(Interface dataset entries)
'''
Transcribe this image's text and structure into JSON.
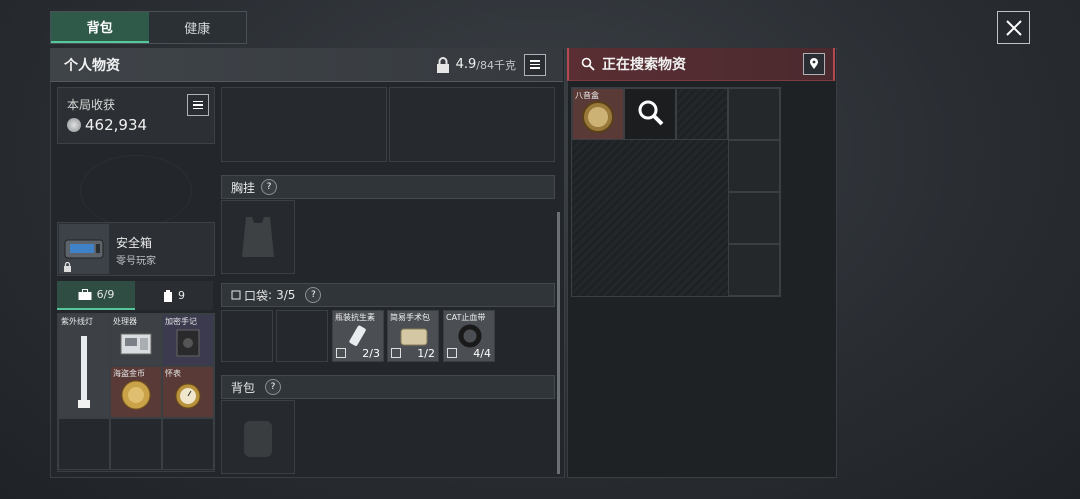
{
  "tabs": [
    {
      "label": "背包"
    },
    {
      "label": "健康"
    }
  ],
  "left_panel": {
    "title": "个人物资",
    "weight_value": "4.9",
    "weight_capacity": "/84千克"
  },
  "right_panel": {
    "title": "正在搜索物资"
  },
  "harvest": {
    "title": "本局收获",
    "value": "462,934"
  },
  "safe_box": {
    "title": "安全箱",
    "subtitle": "零号玩家"
  },
  "subtabs": [
    {
      "label": "6/9"
    },
    {
      "label": "9"
    }
  ],
  "safe_items": [
    {
      "label": "处理器"
    },
    {
      "label": "紫外线灯"
    },
    {
      "label": "加密手记"
    },
    {
      "label": "海盗金币"
    },
    {
      "label": "怀表"
    }
  ],
  "sections": {
    "chest_rig": {
      "title": "胸挂"
    },
    "pockets": {
      "title": "口袋",
      "count": "3/5"
    },
    "backpack": {
      "title": "背包"
    }
  },
  "pocket_items": [
    {
      "label": "瓶装抗生素",
      "count": "2/3"
    },
    {
      "label": "简易手术包",
      "count": "1/2"
    },
    {
      "label": "CAT止血带",
      "count": "4/4"
    }
  ],
  "search_item": {
    "label": "八音盒"
  }
}
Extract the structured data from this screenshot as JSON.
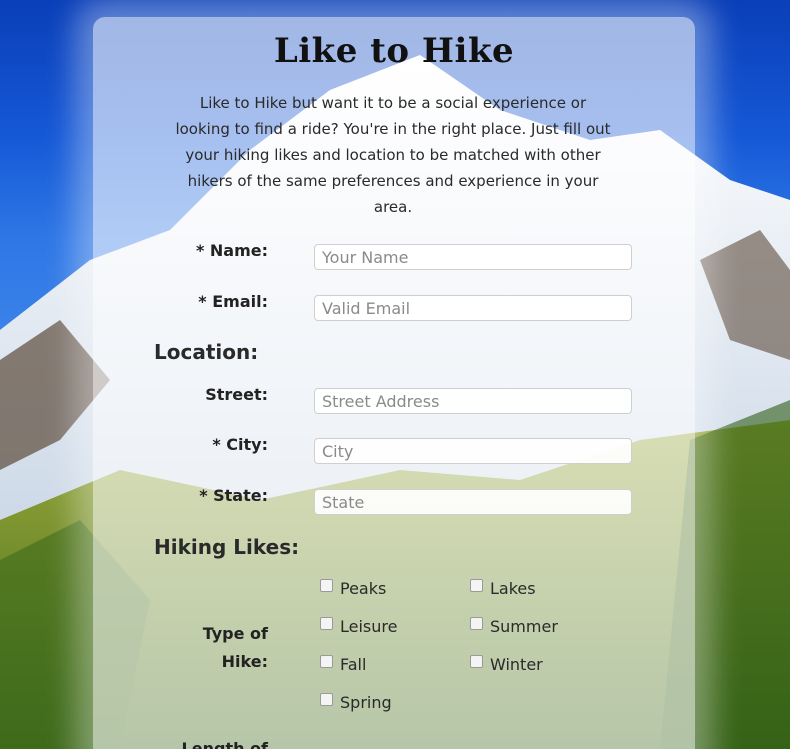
{
  "title": "Like to Hike",
  "intro": "Like to Hike but want it to be a social experience or looking to find a ride? You're in the right place. Just fill out your hiking likes and location to be matched with other hikers of the same preferences and experience in your area.",
  "form": {
    "name_label": "* Name:",
    "name_placeholder": "Your Name",
    "email_label": "* Email:",
    "email_placeholder": "Valid Email",
    "location_heading": "Location:",
    "street_label": "Street:",
    "street_placeholder": "Street Address",
    "city_label": "* City:",
    "city_placeholder": "City",
    "state_label": "* State:",
    "state_placeholder": "State",
    "hiking_heading": "Hiking Likes:",
    "type_label": "Type of Hike:",
    "options": [
      "Peaks",
      "Lakes",
      "Leisure",
      "Summer",
      "Fall",
      "Winter",
      "Spring"
    ],
    "next_label_partial": "Length of"
  },
  "colors": {
    "sky_top": "#0a3fb8",
    "sky": "#2f77e6",
    "forest": "#4d7a24"
  }
}
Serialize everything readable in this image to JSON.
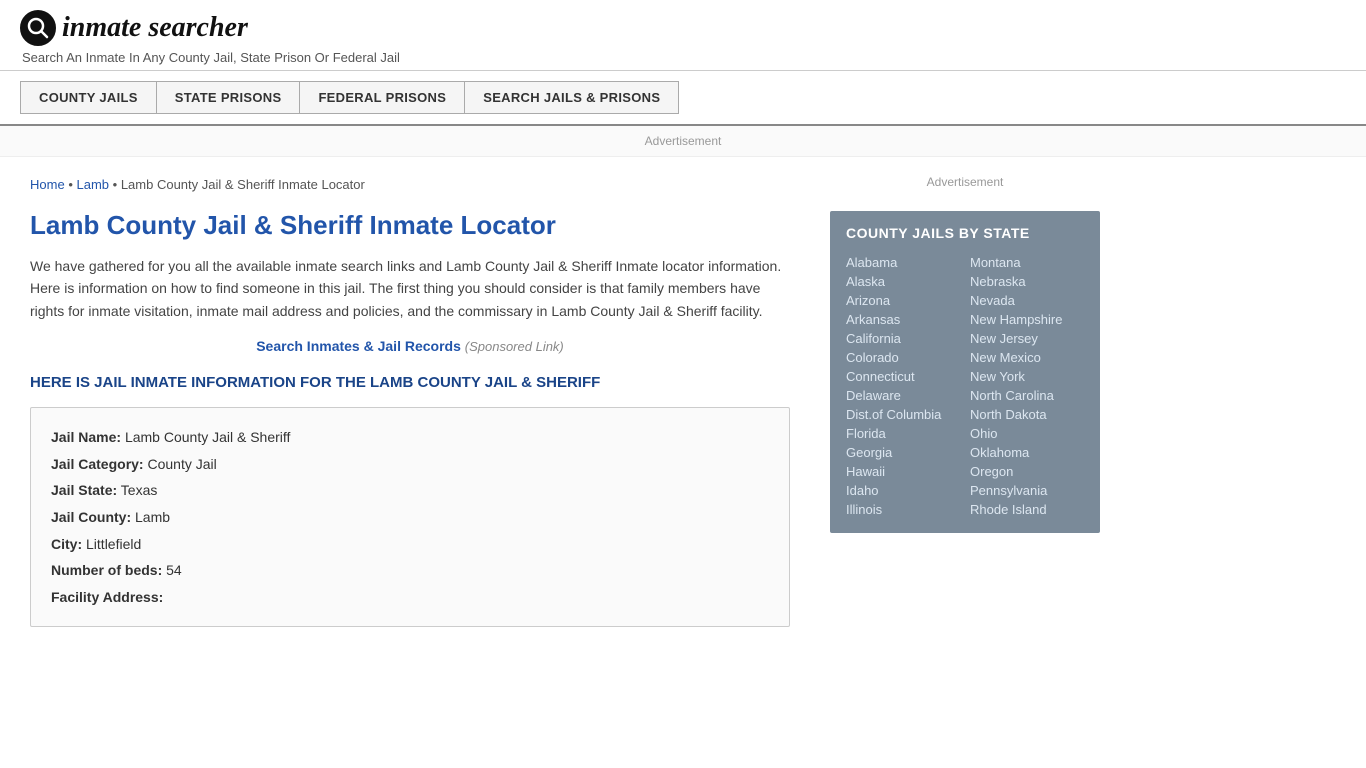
{
  "header": {
    "logo_text": "inmate searcher",
    "tagline": "Search An Inmate In Any County Jail, State Prison Or Federal Jail"
  },
  "nav": {
    "items": [
      {
        "label": "COUNTY JAILS",
        "name": "county-jails"
      },
      {
        "label": "STATE PRISONS",
        "name": "state-prisons"
      },
      {
        "label": "FEDERAL PRISONS",
        "name": "federal-prisons"
      },
      {
        "label": "SEARCH JAILS & PRISONS",
        "name": "search-jails-prisons"
      }
    ]
  },
  "ad": {
    "label": "Advertisement"
  },
  "breadcrumb": {
    "home": "Home",
    "separator": "•",
    "parent": "Lamb",
    "current": "Lamb County Jail & Sheriff Inmate Locator"
  },
  "page": {
    "title": "Lamb County Jail & Sheriff Inmate Locator",
    "description": "We have gathered for you all the available inmate search links and Lamb County Jail & Sheriff Inmate locator information. Here is information on how to find someone in this jail. The first thing you should consider is that family members have rights for inmate visitation, inmate mail address and policies, and the commissary in Lamb County Jail & Sheriff facility.",
    "sponsored_link_text": "Search Inmates & Jail Records",
    "sponsored_label": "(Sponsored Link)",
    "section_heading": "HERE IS JAIL INMATE INFORMATION FOR THE LAMB COUNTY JAIL & SHERIFF"
  },
  "info": {
    "jail_name_label": "Jail Name:",
    "jail_name_value": "Lamb County Jail & Sheriff",
    "jail_category_label": "Jail Category:",
    "jail_category_value": "County Jail",
    "jail_state_label": "Jail State:",
    "jail_state_value": "Texas",
    "jail_county_label": "Jail County:",
    "jail_county_value": "Lamb",
    "city_label": "City:",
    "city_value": "Littlefield",
    "beds_label": "Number of beds:",
    "beds_value": "54",
    "address_label": "Facility Address:"
  },
  "sidebar": {
    "ad_label": "Advertisement",
    "county_jails_heading": "COUNTY JAILS BY STATE",
    "states_col1": [
      "Alabama",
      "Alaska",
      "Arizona",
      "Arkansas",
      "California",
      "Colorado",
      "Connecticut",
      "Delaware",
      "Dist.of Columbia",
      "Florida",
      "Georgia",
      "Hawaii",
      "Idaho",
      "Illinois"
    ],
    "states_col2": [
      "Montana",
      "Nebraska",
      "Nevada",
      "New Hampshire",
      "New Jersey",
      "New Mexico",
      "New York",
      "North Carolina",
      "North Dakota",
      "Ohio",
      "Oklahoma",
      "Oregon",
      "Pennsylvania",
      "Rhode Island"
    ]
  }
}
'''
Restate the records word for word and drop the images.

#### [Your response]
Transcribe this image's text and structure into JSON.
{
  "tabs": [
    {
      "label": "背包"
    },
    {
      "label": "健康"
    }
  ],
  "left_panel": {
    "title": "个人物资",
    "weight_value": "4.9",
    "weight_capacity": "/84千克"
  },
  "right_panel": {
    "title": "正在搜索物资"
  },
  "harvest": {
    "title": "本局收获",
    "value": "462,934"
  },
  "safe_box": {
    "title": "安全箱",
    "subtitle": "零号玩家"
  },
  "subtabs": [
    {
      "label": "6/9"
    },
    {
      "label": "9"
    }
  ],
  "safe_items": [
    {
      "label": "处理器"
    },
    {
      "label": "紫外线灯"
    },
    {
      "label": "加密手记"
    },
    {
      "label": "海盗金币"
    },
    {
      "label": "怀表"
    }
  ],
  "sections": {
    "chest_rig": {
      "title": "胸挂"
    },
    "pockets": {
      "title": "口袋",
      "count": "3/5"
    },
    "backpack": {
      "title": "背包"
    }
  },
  "pocket_items": [
    {
      "label": "瓶装抗生素",
      "count": "2/3"
    },
    {
      "label": "简易手术包",
      "count": "1/2"
    },
    {
      "label": "CAT止血带",
      "count": "4/4"
    }
  ],
  "search_item": {
    "label": "八音盒"
  }
}
Extract the structured data from this screenshot as JSON.
{
  "title": "Like to Hike",
  "intro": "Like to Hike but want it to be a social experience or looking to find a ride? You're in the right place. Just fill out your hiking likes and location to be matched with other hikers of the same preferences and experience in your area.",
  "form": {
    "name_label": "* Name:",
    "name_placeholder": "Your Name",
    "email_label": "* Email:",
    "email_placeholder": "Valid Email",
    "location_heading": "Location:",
    "street_label": "Street:",
    "street_placeholder": "Street Address",
    "city_label": "* City:",
    "city_placeholder": "City",
    "state_label": "* State:",
    "state_placeholder": "State",
    "hiking_heading": "Hiking Likes:",
    "type_label": "Type of Hike:",
    "options": [
      "Peaks",
      "Lakes",
      "Leisure",
      "Summer",
      "Fall",
      "Winter",
      "Spring"
    ],
    "next_label_partial": "Length of"
  },
  "colors": {
    "sky_top": "#0a3fb8",
    "sky": "#2f77e6",
    "forest": "#4d7a24"
  }
}
Serialize everything readable in this image to JSON.
{
  "header": {
    "logo_text": "inmate searcher",
    "tagline": "Search An Inmate In Any County Jail, State Prison Or Federal Jail"
  },
  "nav": {
    "items": [
      {
        "label": "COUNTY JAILS",
        "name": "county-jails"
      },
      {
        "label": "STATE PRISONS",
        "name": "state-prisons"
      },
      {
        "label": "FEDERAL PRISONS",
        "name": "federal-prisons"
      },
      {
        "label": "SEARCH JAILS & PRISONS",
        "name": "search-jails-prisons"
      }
    ]
  },
  "ad": {
    "label": "Advertisement"
  },
  "breadcrumb": {
    "home": "Home",
    "separator": "•",
    "parent": "Lamb",
    "current": "Lamb County Jail & Sheriff Inmate Locator"
  },
  "page": {
    "title": "Lamb County Jail & Sheriff Inmate Locator",
    "description": "We have gathered for you all the available inmate search links and Lamb County Jail & Sheriff Inmate locator information. Here is information on how to find someone in this jail. The first thing you should consider is that family members have rights for inmate visitation, inmate mail address and policies, and the commissary in Lamb County Jail & Sheriff facility.",
    "sponsored_link_text": "Search Inmates & Jail Records",
    "sponsored_label": "(Sponsored Link)",
    "section_heading": "HERE IS JAIL INMATE INFORMATION FOR THE LAMB COUNTY JAIL & SHERIFF"
  },
  "info": {
    "jail_name_label": "Jail Name:",
    "jail_name_value": "Lamb County Jail & Sheriff",
    "jail_category_label": "Jail Category:",
    "jail_category_value": "County Jail",
    "jail_state_label": "Jail State:",
    "jail_state_value": "Texas",
    "jail_county_label": "Jail County:",
    "jail_county_value": "Lamb",
    "city_label": "City:",
    "city_value": "Littlefield",
    "beds_label": "Number of beds:",
    "beds_value": "54",
    "address_label": "Facility Address:"
  },
  "sidebar": {
    "ad_label": "Advertisement",
    "county_jails_heading": "COUNTY JAILS BY STATE",
    "states_col1": [
      "Alabama",
      "Alaska",
      "Arizona",
      "Arkansas",
      "California",
      "Colorado",
      "Connecticut",
      "Delaware",
      "Dist.of Columbia",
      "Florida",
      "Georgia",
      "Hawaii",
      "Idaho",
      "Illinois"
    ],
    "states_col2": [
      "Montana",
      "Nebraska",
      "Nevada",
      "New Hampshire",
      "New Jersey",
      "New Mexico",
      "New York",
      "North Carolina",
      "North Dakota",
      "Ohio",
      "Oklahoma",
      "Oregon",
      "Pennsylvania",
      "Rhode Island"
    ]
  }
}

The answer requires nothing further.